The special resolution of members authorising the reduction can be proposed as a written resolution, in which case each member should receive a copy of the solvency statement before or at the same time as they receive the resolution.
Alternatively, if the resolution is to be proposed at a general meeting, the solvency statement should be made available to members throughout the meeting.
The resolution may not provide for the share capital reduction to take effect later than the date it has effect under CA2006, in other words when it is registered at Companies House.
The company must also prepare a statement by the directors confirming that the solvency statement was made not more than 15 days before the date on which the resolution was passed, and that the solvency statement was provided to members in accordance with the provisions of CA2006.
This statement must be made after the special resolution is passed, but before it is sent to Companies House.
A statement of capital, using Companies House Form SH19, will also need to be prepared. It is important to note that the statement of capital requires companies to reflect the position after the capital reduction has taken place.
All of the above documents should be submitted to the Registrar of Companies within 15 days of the date of the passing of the special resolution. There is a filing fee of £10, or £50 for a same-day service. The capital reduction is effective upon registration by the registrar.
“The solvency statement route offers private companies a much quicker and cheaper process for capital reduction”
Note that a company may not reduce its capital if as a result there would no longer be any member of the company holding shares other than redeemable shares.
The company should also consider the effect that the capital reduction may have on the resulting voting rights, in terms of whether the reduction will result in the proportion of voting rights between the different classes of shareholders being altered.
Also note that if a public company wishes to reduce its share capital, it may not reduce it below the authorised minimum for a public limited company, unless it first re-registers as a private limited company or the court authorises such a change in registration which may be effected without all the usual formalities.
While the solvency statement route to capital reduction is more straightforward, directors should satisfy themselves that they are fully aware of the financial position of the company before providing the solvency statement.
If the directors make a solvency statement without having reasonable grounds for the opinions expressed in it, and the statement is delivered to the registrar, an offence is committed by every director in default, which can lead to imprisonment or a fine, or both.

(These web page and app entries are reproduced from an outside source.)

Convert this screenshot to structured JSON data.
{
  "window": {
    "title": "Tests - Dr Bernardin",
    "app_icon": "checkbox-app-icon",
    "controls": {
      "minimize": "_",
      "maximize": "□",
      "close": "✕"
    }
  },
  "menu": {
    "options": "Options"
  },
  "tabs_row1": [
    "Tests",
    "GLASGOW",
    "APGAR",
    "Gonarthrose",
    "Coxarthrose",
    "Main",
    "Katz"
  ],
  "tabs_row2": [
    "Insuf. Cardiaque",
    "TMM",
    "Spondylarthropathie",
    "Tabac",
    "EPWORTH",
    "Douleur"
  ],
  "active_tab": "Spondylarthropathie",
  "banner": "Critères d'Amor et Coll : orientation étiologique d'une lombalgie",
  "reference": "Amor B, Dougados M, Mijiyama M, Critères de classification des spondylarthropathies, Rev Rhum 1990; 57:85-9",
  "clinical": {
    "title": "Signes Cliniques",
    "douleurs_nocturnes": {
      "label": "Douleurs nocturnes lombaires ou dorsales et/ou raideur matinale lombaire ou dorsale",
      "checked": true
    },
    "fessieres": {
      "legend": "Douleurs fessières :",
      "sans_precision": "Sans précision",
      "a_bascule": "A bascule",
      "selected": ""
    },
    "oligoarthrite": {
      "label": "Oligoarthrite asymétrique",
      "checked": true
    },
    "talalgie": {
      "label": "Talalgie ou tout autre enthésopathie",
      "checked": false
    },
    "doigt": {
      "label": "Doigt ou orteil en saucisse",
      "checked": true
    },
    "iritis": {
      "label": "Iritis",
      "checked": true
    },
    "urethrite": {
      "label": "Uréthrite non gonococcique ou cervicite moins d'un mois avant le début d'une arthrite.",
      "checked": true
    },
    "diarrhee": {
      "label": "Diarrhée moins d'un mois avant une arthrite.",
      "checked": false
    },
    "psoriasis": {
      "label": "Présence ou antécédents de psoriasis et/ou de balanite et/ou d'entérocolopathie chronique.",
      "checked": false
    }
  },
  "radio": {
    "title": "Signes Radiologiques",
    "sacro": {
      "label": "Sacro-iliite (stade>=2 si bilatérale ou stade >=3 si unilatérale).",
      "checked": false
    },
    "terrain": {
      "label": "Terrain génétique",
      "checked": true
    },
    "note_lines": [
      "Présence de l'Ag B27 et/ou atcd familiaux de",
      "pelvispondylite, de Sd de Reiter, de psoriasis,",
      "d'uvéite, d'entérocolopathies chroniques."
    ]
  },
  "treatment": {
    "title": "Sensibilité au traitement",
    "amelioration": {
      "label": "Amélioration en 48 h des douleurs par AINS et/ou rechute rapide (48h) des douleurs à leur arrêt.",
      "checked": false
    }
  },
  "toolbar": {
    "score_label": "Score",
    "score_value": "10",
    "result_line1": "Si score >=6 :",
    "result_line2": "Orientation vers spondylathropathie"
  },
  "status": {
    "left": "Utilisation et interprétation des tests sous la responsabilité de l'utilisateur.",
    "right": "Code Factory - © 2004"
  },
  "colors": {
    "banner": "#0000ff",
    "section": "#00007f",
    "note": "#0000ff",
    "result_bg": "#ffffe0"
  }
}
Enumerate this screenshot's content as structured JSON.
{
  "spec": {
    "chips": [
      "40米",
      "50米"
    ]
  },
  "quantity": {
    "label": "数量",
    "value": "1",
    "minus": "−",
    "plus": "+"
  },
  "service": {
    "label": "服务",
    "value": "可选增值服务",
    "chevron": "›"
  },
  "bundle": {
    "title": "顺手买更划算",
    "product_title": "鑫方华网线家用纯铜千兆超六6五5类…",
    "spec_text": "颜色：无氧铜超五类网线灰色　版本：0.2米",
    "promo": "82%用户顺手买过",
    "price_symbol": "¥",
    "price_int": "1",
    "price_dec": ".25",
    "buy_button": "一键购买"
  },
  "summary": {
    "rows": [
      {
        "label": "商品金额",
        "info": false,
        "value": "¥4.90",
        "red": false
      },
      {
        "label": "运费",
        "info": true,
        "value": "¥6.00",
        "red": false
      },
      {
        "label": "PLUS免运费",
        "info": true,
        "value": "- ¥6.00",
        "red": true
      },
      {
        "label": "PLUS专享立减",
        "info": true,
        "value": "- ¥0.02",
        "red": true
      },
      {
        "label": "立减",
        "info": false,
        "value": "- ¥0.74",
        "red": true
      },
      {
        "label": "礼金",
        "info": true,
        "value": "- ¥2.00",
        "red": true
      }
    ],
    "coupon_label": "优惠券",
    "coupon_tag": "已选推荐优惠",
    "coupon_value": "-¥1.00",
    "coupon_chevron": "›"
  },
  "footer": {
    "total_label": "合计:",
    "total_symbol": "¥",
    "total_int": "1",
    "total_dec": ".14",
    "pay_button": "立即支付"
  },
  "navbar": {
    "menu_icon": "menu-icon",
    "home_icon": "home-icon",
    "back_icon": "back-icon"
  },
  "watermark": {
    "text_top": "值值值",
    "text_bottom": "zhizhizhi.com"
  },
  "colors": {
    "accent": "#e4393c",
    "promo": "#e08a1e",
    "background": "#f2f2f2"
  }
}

Even so, providing the company is in a robust financial position, the solvency statement route offers private companies a much quicker, simpler and cheaper process for capital reduction.